╔══

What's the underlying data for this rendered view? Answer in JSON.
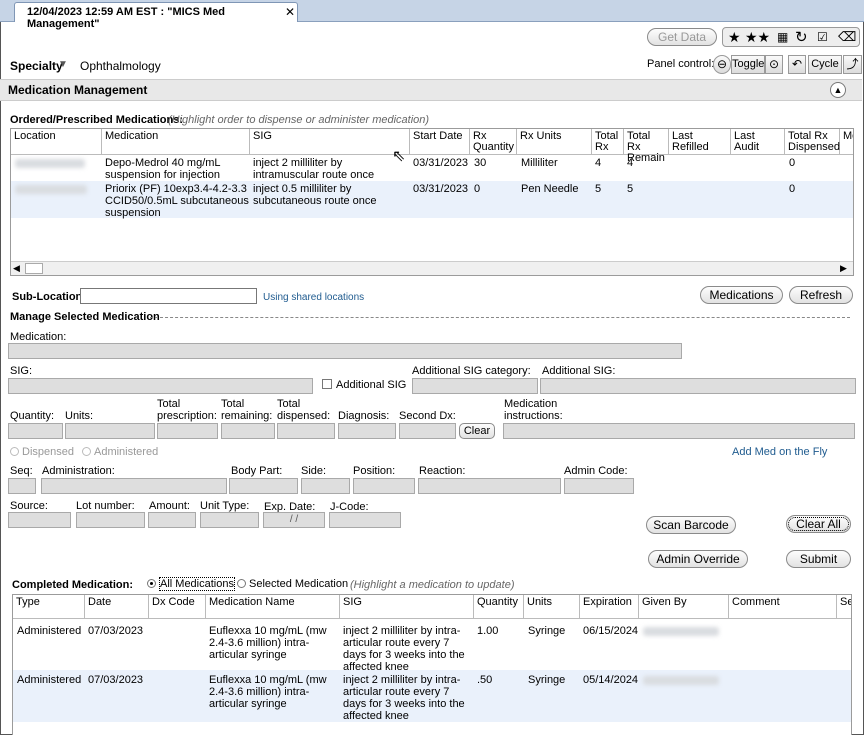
{
  "tab": {
    "title": "12/04/2023 12:59 AM EST : \"MICS Med Management\"",
    "close": "✕"
  },
  "toolbar": {
    "get_data": "Get Data",
    "specialty_label": "Specialty",
    "specialty_value": "Ophthalmology",
    "panel_control": "Panel control:",
    "toggle": "Toggle",
    "cycle": "Cycle"
  },
  "header": {
    "title": "Medication Management"
  },
  "ordered": {
    "label": "Ordered/Prescribed Medications:",
    "hint": "(Highlight order to dispense or administer medication)",
    "columns": [
      "Location",
      "Medication",
      "SIG",
      "Start Date",
      "Rx Quantity",
      "Rx Units",
      "Total Rx",
      "Total Rx Remain",
      "Last Refilled",
      "Last Audit",
      "Total Rx Dispensed",
      "Me"
    ],
    "rows": [
      {
        "medication": "Depo-Medrol 40 mg/mL suspension for injection",
        "sig": "inject 2 milliliter by intramuscular route once",
        "start": "03/31/2023",
        "qty": "30",
        "units": "Milliliter",
        "total": "4",
        "remain": "4",
        "dispensed": "0"
      },
      {
        "medication": "Priorix (PF) 10exp3.4-4.2-3.3 CCID50/0.5mL subcutaneous suspension",
        "sig": "inject 0.5 milliliter by subcutaneous route once",
        "start": "03/31/2023",
        "qty": "0",
        "units": "Pen Needle",
        "total": "5",
        "remain": "5",
        "dispensed": "0"
      }
    ]
  },
  "subloc": {
    "label": "Sub-Location:",
    "shared": "Using shared locations",
    "medications_btn": "Medications",
    "refresh_btn": "Refresh"
  },
  "manage": {
    "title": "Manage Selected Medication",
    "medication": "Medication:",
    "sig": "SIG:",
    "additional_sig": "Additional SIG",
    "additional_sig_category": "Additional SIG category:",
    "additional_sig2": "Additional SIG:",
    "quantity": "Quantity:",
    "units": "Units:",
    "total_prescription": "Total prescription:",
    "total_remaining": "Total remaining:",
    "total_dispensed": "Total dispensed:",
    "diagnosis": "Diagnosis:",
    "second_dx": "Second Dx:",
    "clear": "Clear",
    "med_instructions": "Medication instructions:",
    "dispensed": "Dispensed",
    "administered": "Administered",
    "add_med": "Add Med on the Fly",
    "seq": "Seq:",
    "administration": "Administration:",
    "body_part": "Body Part:",
    "side": "Side:",
    "position": "Position:",
    "reaction": "Reaction:",
    "admin_code": "Admin Code:",
    "source": "Source:",
    "lot": "Lot number:",
    "amount": "Amount:",
    "unit_type": "Unit Type:",
    "exp_date": "Exp. Date:",
    "exp_value": "/ /",
    "jcode": "J-Code:",
    "scan": "Scan Barcode",
    "clear_all": "Clear All",
    "override": "Admin Override",
    "submit": "Submit"
  },
  "completed": {
    "label": "Completed Medication:",
    "all": "All Medications",
    "selected": "Selected Medication",
    "hint": "(Highlight a medication to update)",
    "columns": [
      "Type",
      "Date",
      "Dx Code",
      "Medication Name",
      "SIG",
      "Quantity",
      "Units",
      "Expiration",
      "Given By",
      "Comment",
      "Se"
    ],
    "rows": [
      {
        "type": "Administered",
        "date": "07/03/2023",
        "name": "Euflexxa 10 mg/mL (mw 2.4-3.6 million) intra-articular syringe",
        "sig": "inject 2 milliliter by intra-articular route  every 7 days for 3 weeks into the affected knee",
        "qty": "1.00",
        "units": "Syringe",
        "exp": "06/15/2024"
      },
      {
        "type": "Administered",
        "date": "07/03/2023",
        "name": "Euflexxa 10 mg/mL (mw 2.4-3.6 million) intra-articular syringe",
        "sig": "inject 2 milliliter by intra-articular route  every 7 days for 3 weeks into the affected knee",
        "qty": ".50",
        "units": "Syringe",
        "exp": "05/14/2024"
      }
    ]
  }
}
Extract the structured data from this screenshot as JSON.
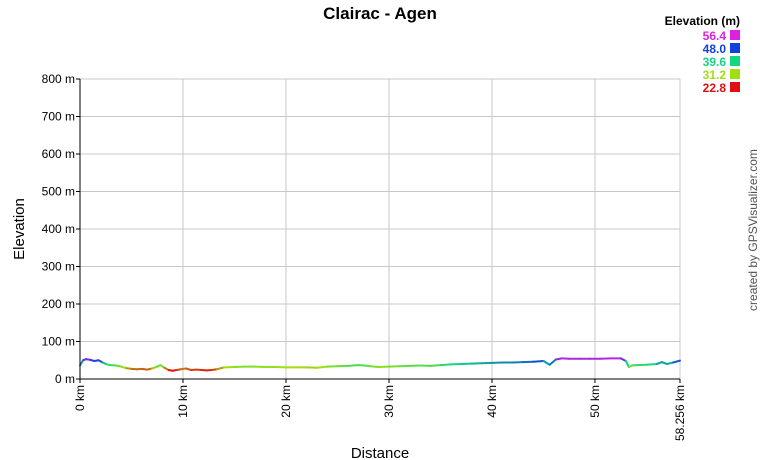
{
  "chart_data": {
    "type": "line",
    "title": "Clairac - Agen",
    "xlabel": "Distance",
    "ylabel": "Elevation",
    "xlim": [
      0,
      58.256
    ],
    "ylim": [
      0,
      800
    ],
    "x_unit": "km",
    "y_unit": "m",
    "x_ticks": [
      "0 km",
      "10 km",
      "20 km",
      "30 km",
      "40 km",
      "50 km",
      "58.256 km"
    ],
    "y_ticks": [
      "0 m",
      "100 m",
      "200 m",
      "300 m",
      "400 m",
      "500 m",
      "600 m",
      "700 m",
      "800 m"
    ],
    "grid": true,
    "legend_placement": "top-right",
    "legend": {
      "title": "Elevation (m)",
      "entries": [
        {
          "label": "56.4",
          "color": "#e020e0"
        },
        {
          "label": "48.0",
          "color": "#1040e0"
        },
        {
          "label": "39.6",
          "color": "#10d880"
        },
        {
          "label": "31.2",
          "color": "#a0e010"
        },
        {
          "label": "22.8",
          "color": "#e01010"
        }
      ]
    },
    "series": [
      {
        "x": [
          0,
          0.3,
          0.6,
          1.0,
          1.4,
          1.8,
          2.2,
          2.6,
          3.0,
          3.5,
          4.0,
          4.5,
          5.0,
          5.5,
          6.0,
          6.5,
          7.0,
          7.5,
          7.8,
          8.2,
          8.6,
          9.0,
          9.4,
          9.8,
          10.3,
          10.8,
          11.3,
          11.8,
          12.3,
          12.8,
          13.3,
          14.0,
          15.0,
          16.0,
          17.0,
          18.0,
          19.0,
          20.0,
          21.0,
          22.0,
          23.0,
          24.0,
          25.0,
          26.0,
          27.0,
          27.6,
          28.2,
          29.0,
          30.0,
          31.0,
          32.0,
          33.0,
          34.0,
          35.0,
          36.0,
          37.0,
          38.0,
          39.0,
          40.0,
          41.0,
          42.0,
          43.0,
          44.0,
          45.0,
          45.6,
          46.2,
          46.8,
          47.5,
          48.5,
          49.5,
          50.5,
          51.5,
          52.5,
          53.0,
          53.3,
          53.6,
          54.0,
          55.0,
          56.0,
          56.5,
          57.0,
          57.6,
          58.256
        ],
        "y": [
          36,
          50,
          53,
          51,
          48,
          50,
          44,
          39,
          37,
          36,
          33,
          29,
          27,
          26,
          27,
          25,
          28,
          33,
          37,
          30,
          24,
          22,
          24,
          26,
          28,
          24,
          25,
          24,
          23,
          24,
          26,
          31,
          32,
          33,
          33,
          32,
          32,
          31,
          31,
          31,
          30,
          33,
          34,
          35,
          37,
          36,
          34,
          32,
          33,
          34,
          35,
          36,
          35,
          37,
          39,
          40,
          41,
          42,
          43,
          44,
          44,
          45,
          46,
          48,
          38,
          52,
          55,
          54,
          54,
          54,
          54,
          55,
          55,
          48,
          32,
          36,
          37,
          38,
          40,
          45,
          40,
          44,
          49
        ]
      }
    ]
  },
  "credit": "created by GPSVisualizer.com",
  "colors": {
    "grid": "#c8c8c8",
    "axis": "#000000",
    "credit": "#555555"
  }
}
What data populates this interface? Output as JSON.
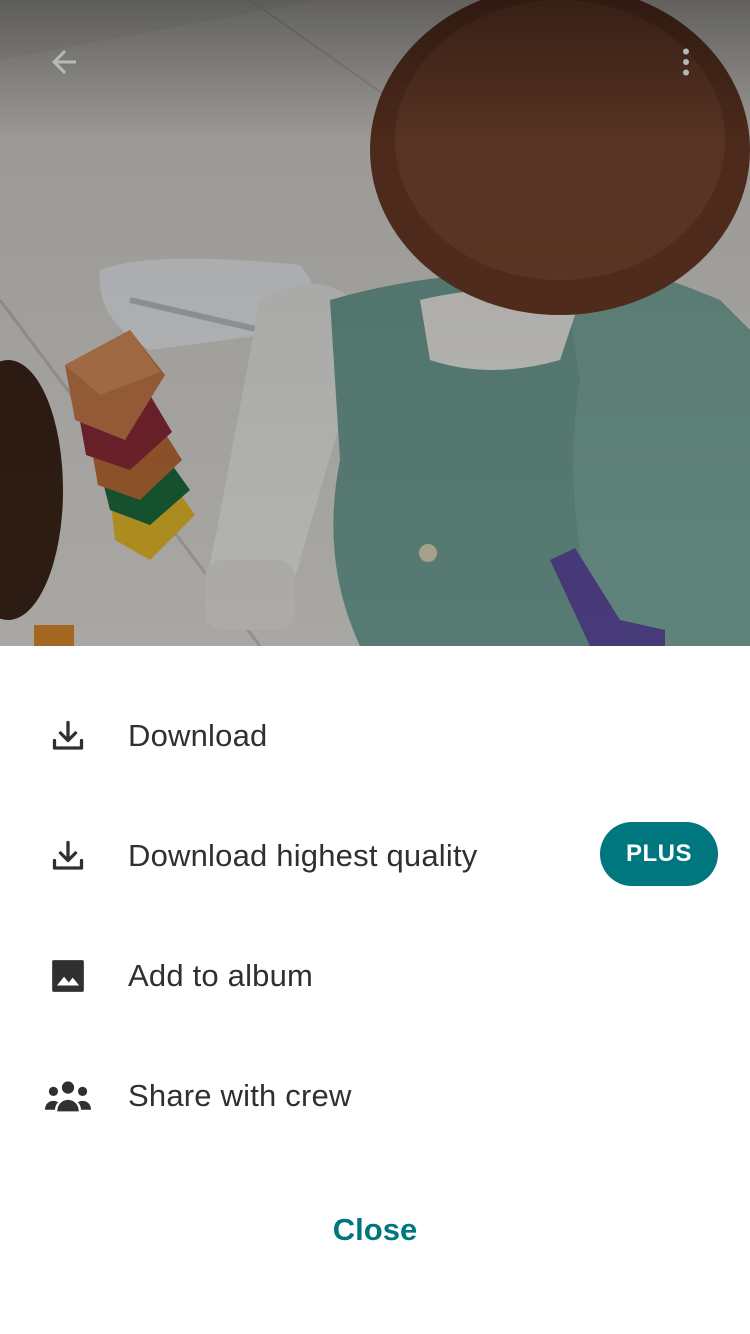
{
  "header": {
    "back_icon": "arrow-back-icon",
    "more_icon": "more-vert-icon"
  },
  "photo": {
    "description_icon": "photo"
  },
  "menu": {
    "items": [
      {
        "label": "Download",
        "icon": "download-icon"
      },
      {
        "label": "Download highest quality",
        "icon": "download-icon",
        "badge": "PLUS"
      },
      {
        "label": "Add to album",
        "icon": "image-icon"
      },
      {
        "label": "Share with crew",
        "icon": "group-icon"
      }
    ],
    "close_label": "Close"
  },
  "colors": {
    "accent": "#00777f",
    "text": "#303030",
    "icon": "#303030"
  }
}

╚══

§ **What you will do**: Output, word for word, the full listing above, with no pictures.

§ **Written answer**:
What's the underlying data for this rendered view? Answer in JSON.
{
  "tab": {
    "title": "12/04/2023 12:59 AM EST : \"MICS Med Management\"",
    "close": "✕"
  },
  "toolbar": {
    "get_data": "Get Data",
    "specialty_label": "Specialty",
    "specialty_value": "Ophthalmology",
    "panel_control": "Panel control:",
    "toggle": "Toggle",
    "cycle": "Cycle"
  },
  "header": {
    "title": "Medication Management"
  },
  "ordered": {
    "label": "Ordered/Prescribed Medications:",
    "hint": "(Highlight order to dispense or administer medication)",
    "columns": [
      "Location",
      "Medication",
      "SIG",
      "Start Date",
      "Rx Quantity",
      "Rx Units",
      "Total Rx",
      "Total Rx Remain",
      "Last Refilled",
      "Last Audit",
      "Total Rx Dispensed",
      "Me"
    ],
    "rows": [
      {
        "medication": "Depo-Medrol 40 mg/mL suspension for injection",
        "sig": "inject 2 milliliter by intramuscular route once",
        "start": "03/31/2023",
        "qty": "30",
        "units": "Milliliter",
        "total": "4",
        "remain": "4",
        "dispensed": "0"
      },
      {
        "medication": "Priorix (PF) 10exp3.4-4.2-3.3 CCID50/0.5mL subcutaneous suspension",
        "sig": "inject 0.5 milliliter by subcutaneous route once",
        "start": "03/31/2023",
        "qty": "0",
        "units": "Pen Needle",
        "total": "5",
        "remain": "5",
        "dispensed": "0"
      }
    ]
  },
  "subloc": {
    "label": "Sub-Location:",
    "shared": "Using shared locations",
    "medications_btn": "Medications",
    "refresh_btn": "Refresh"
  },
  "manage": {
    "title": "Manage Selected Medication",
    "medication": "Medication:",
    "sig": "SIG:",
    "additional_sig": "Additional SIG",
    "additional_sig_category": "Additional SIG category:",
    "additional_sig2": "Additional SIG:",
    "quantity": "Quantity:",
    "units": "Units:",
    "total_prescription": "Total prescription:",
    "total_remaining": "Total remaining:",
    "total_dispensed": "Total dispensed:",
    "diagnosis": "Diagnosis:",
    "second_dx": "Second Dx:",
    "clear": "Clear",
    "med_instructions": "Medication instructions:",
    "dispensed": "Dispensed",
    "administered": "Administered",
    "add_med": "Add Med on the Fly",
    "seq": "Seq:",
    "administration": "Administration:",
    "body_part": "Body Part:",
    "side": "Side:",
    "position": "Position:",
    "reaction": "Reaction:",
    "admin_code": "Admin Code:",
    "source": "Source:",
    "lot": "Lot number:",
    "amount": "Amount:",
    "unit_type": "Unit Type:",
    "exp_date": "Exp. Date:",
    "exp_value": "/ /",
    "jcode": "J-Code:",
    "scan": "Scan Barcode",
    "clear_all": "Clear All",
    "override": "Admin Override",
    "submit": "Submit"
  },
  "completed": {
    "label": "Completed Medication:",
    "all": "All Medications",
    "selected": "Selected Medication",
    "hint": "(Highlight a medication to update)",
    "columns": [
      "Type",
      "Date",
      "Dx Code",
      "Medication Name",
      "SIG",
      "Quantity",
      "Units",
      "Expiration",
      "Given By",
      "Comment",
      "Se"
    ],
    "rows": [
      {
        "type": "Administered",
        "date": "07/03/2023",
        "name": "Euflexxa 10 mg/mL (mw 2.4-3.6 million) intra-articular syringe",
        "sig": "inject 2 milliliter by intra-articular route  every 7 days for 3 weeks into the affected knee",
        "qty": "1.00",
        "units": "Syringe",
        "exp": "06/15/2024"
      },
      {
        "type": "Administered",
        "date": "07/03/2023",
        "name": "Euflexxa 10 mg/mL (mw 2.4-3.6 million) intra-articular syringe",
        "sig": "inject 2 milliliter by intra-articular route  every 7 days for 3 weeks into the affected knee",
        "qty": ".50",
        "units": "Syringe",
        "exp": "05/14/2024"
      }
    ]
  }
}
Extract the structured data from this screenshot as JSON.
{
  "chart_data": {
    "type": "line",
    "title": "Clairac - Agen",
    "xlabel": "Distance",
    "ylabel": "Elevation",
    "xlim": [
      0,
      58.256
    ],
    "ylim": [
      0,
      800
    ],
    "x_unit": "km",
    "y_unit": "m",
    "x_ticks": [
      "0 km",
      "10 km",
      "20 km",
      "30 km",
      "40 km",
      "50 km",
      "58.256 km"
    ],
    "y_ticks": [
      "0 m",
      "100 m",
      "200 m",
      "300 m",
      "400 m",
      "500 m",
      "600 m",
      "700 m",
      "800 m"
    ],
    "grid": true,
    "legend_placement": "top-right",
    "legend": {
      "title": "Elevation (m)",
      "entries": [
        {
          "label": "56.4",
          "color": "#e020e0"
        },
        {
          "label": "48.0",
          "color": "#1040e0"
        },
        {
          "label": "39.6",
          "color": "#10d880"
        },
        {
          "label": "31.2",
          "color": "#a0e010"
        },
        {
          "label": "22.8",
          "color": "#e01010"
        }
      ]
    },
    "series": [
      {
        "x": [
          0,
          0.3,
          0.6,
          1.0,
          1.4,
          1.8,
          2.2,
          2.6,
          3.0,
          3.5,
          4.0,
          4.5,
          5.0,
          5.5,
          6.0,
          6.5,
          7.0,
          7.5,
          7.8,
          8.2,
          8.6,
          9.0,
          9.4,
          9.8,
          10.3,
          10.8,
          11.3,
          11.8,
          12.3,
          12.8,
          13.3,
          14.0,
          15.0,
          16.0,
          17.0,
          18.0,
          19.0,
          20.0,
          21.0,
          22.0,
          23.0,
          24.0,
          25.0,
          26.0,
          27.0,
          27.6,
          28.2,
          29.0,
          30.0,
          31.0,
          32.0,
          33.0,
          34.0,
          35.0,
          36.0,
          37.0,
          38.0,
          39.0,
          40.0,
          41.0,
          42.0,
          43.0,
          44.0,
          45.0,
          45.6,
          46.2,
          46.8,
          47.5,
          48.5,
          49.5,
          50.5,
          51.5,
          52.5,
          53.0,
          53.3,
          53.6,
          54.0,
          55.0,
          56.0,
          56.5,
          57.0,
          57.6,
          58.256
        ],
        "y": [
          36,
          50,
          53,
          51,
          48,
          50,
          44,
          39,
          37,
          36,
          33,
          29,
          27,
          26,
          27,
          25,
          28,
          33,
          37,
          30,
          24,
          22,
          24,
          26,
          28,
          24,
          25,
          24,
          23,
          24,
          26,
          31,
          32,
          33,
          33,
          32,
          32,
          31,
          31,
          31,
          30,
          33,
          34,
          35,
          37,
          36,
          34,
          32,
          33,
          34,
          35,
          36,
          35,
          37,
          39,
          40,
          41,
          42,
          43,
          44,
          44,
          45,
          46,
          48,
          38,
          52,
          55,
          54,
          54,
          54,
          54,
          55,
          55,
          48,
          32,
          36,
          37,
          38,
          40,
          45,
          40,
          44,
          49
        ]
      }
    ]
  },
  "credit": "created by GPSVisualizer.com",
  "colors": {
    "grid": "#c8c8c8",
    "axis": "#000000",
    "credit": "#555555"
  }
}
What data populates this interface? Output as JSON.
{
  "header": {
    "back_icon": "arrow-back-icon",
    "more_icon": "more-vert-icon"
  },
  "photo": {
    "description_icon": "photo"
  },
  "menu": {
    "items": [
      {
        "label": "Download",
        "icon": "download-icon"
      },
      {
        "label": "Download highest quality",
        "icon": "download-icon",
        "badge": "PLUS"
      },
      {
        "label": "Add to album",
        "icon": "image-icon"
      },
      {
        "label": "Share with crew",
        "icon": "group-icon"
      }
    ],
    "close_label": "Close"
  },
  "colors": {
    "accent": "#00777f",
    "text": "#303030",
    "icon": "#303030"
  }
}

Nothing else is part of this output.